Extract each line holding the word "JSON" from the entries.

*** Begin section ***

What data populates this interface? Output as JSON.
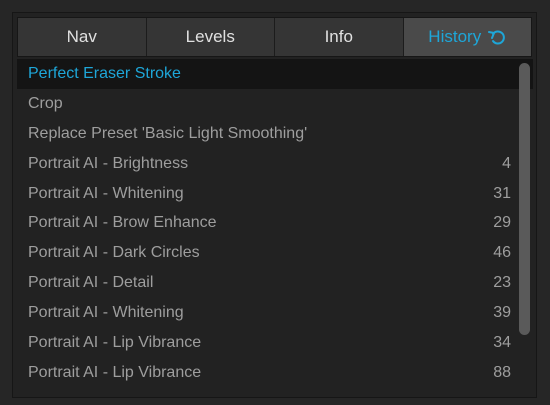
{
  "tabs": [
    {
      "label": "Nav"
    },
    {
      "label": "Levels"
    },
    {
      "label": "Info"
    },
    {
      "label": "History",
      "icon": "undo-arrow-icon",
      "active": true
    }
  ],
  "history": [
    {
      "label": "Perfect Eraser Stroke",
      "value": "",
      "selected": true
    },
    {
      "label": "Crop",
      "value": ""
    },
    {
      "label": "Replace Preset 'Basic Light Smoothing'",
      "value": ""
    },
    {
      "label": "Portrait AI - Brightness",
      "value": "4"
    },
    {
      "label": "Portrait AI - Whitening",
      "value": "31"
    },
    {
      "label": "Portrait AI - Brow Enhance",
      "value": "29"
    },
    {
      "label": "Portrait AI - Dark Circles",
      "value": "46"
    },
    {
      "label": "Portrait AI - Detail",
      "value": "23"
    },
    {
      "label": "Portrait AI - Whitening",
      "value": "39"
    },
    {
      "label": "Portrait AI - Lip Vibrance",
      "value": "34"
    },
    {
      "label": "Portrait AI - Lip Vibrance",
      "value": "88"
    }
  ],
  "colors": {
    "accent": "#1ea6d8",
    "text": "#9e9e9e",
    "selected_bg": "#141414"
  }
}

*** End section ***
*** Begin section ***

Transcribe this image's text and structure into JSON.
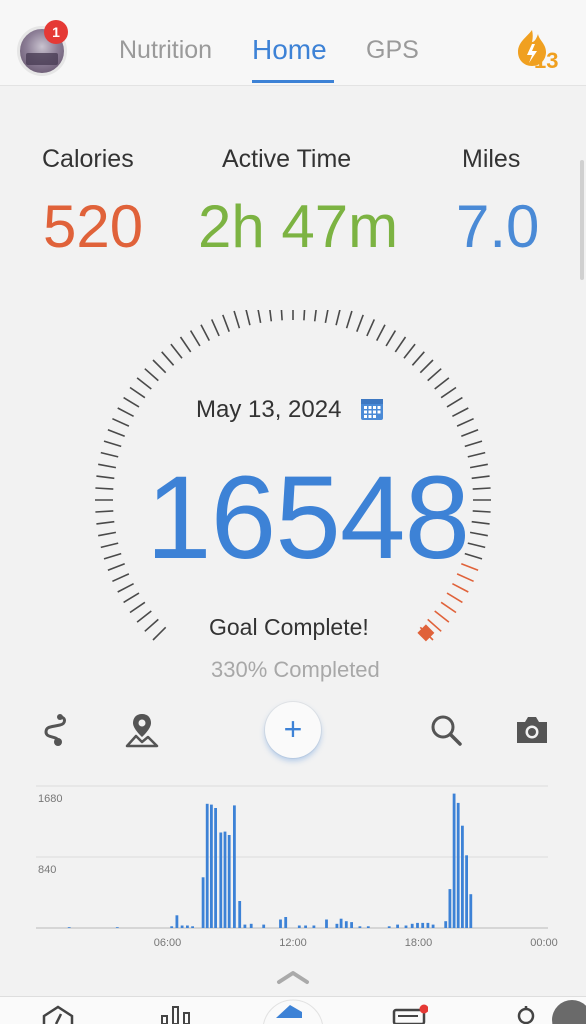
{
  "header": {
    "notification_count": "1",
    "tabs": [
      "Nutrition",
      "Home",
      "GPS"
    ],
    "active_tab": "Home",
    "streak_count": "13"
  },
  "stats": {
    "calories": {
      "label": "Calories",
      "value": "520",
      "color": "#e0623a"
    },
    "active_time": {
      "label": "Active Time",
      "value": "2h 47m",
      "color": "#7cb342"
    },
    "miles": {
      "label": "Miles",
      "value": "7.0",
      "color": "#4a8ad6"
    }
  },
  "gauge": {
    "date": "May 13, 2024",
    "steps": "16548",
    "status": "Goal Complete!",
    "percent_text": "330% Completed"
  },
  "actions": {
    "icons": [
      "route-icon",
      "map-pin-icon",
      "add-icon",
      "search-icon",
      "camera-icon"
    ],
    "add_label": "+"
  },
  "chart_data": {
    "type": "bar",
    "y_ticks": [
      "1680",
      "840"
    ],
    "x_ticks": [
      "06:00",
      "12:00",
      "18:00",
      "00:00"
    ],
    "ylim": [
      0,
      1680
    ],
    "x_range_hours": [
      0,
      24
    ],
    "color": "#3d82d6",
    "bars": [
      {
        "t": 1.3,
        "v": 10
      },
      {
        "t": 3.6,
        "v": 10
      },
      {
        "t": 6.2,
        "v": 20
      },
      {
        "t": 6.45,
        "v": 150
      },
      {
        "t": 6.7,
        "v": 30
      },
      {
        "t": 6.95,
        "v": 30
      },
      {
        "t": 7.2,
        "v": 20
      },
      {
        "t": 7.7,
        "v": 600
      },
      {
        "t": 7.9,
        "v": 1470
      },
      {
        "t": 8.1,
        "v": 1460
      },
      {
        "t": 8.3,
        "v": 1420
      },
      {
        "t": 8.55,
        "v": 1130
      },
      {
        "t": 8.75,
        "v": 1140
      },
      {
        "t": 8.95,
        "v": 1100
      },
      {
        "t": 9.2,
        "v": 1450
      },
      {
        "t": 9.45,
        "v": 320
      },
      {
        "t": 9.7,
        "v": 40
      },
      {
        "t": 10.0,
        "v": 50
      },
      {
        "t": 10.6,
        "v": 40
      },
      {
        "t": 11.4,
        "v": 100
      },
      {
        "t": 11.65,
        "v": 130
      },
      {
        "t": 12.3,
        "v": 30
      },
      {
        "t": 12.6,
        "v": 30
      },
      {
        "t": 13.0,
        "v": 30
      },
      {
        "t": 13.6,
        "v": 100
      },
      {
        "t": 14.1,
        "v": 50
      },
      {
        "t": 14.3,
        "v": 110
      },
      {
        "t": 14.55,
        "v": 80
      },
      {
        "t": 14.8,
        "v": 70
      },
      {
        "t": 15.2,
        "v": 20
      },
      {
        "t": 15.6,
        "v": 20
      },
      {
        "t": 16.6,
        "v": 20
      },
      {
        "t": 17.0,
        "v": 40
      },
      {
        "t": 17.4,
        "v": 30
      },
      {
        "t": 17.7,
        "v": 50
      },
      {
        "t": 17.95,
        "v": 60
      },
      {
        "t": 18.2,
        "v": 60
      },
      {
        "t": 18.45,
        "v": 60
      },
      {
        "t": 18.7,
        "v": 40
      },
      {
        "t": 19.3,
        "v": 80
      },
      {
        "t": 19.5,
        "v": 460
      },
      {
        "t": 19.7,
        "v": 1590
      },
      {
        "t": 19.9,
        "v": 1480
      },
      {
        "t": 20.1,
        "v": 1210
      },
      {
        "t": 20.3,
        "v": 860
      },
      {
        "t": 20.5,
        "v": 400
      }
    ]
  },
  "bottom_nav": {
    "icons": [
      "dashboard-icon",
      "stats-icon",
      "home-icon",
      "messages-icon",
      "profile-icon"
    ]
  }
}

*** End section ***

WRITTEN SOLUTION =>
What data populates this interface? Output as JSON.
Transcribe this image's text and structure into JSON.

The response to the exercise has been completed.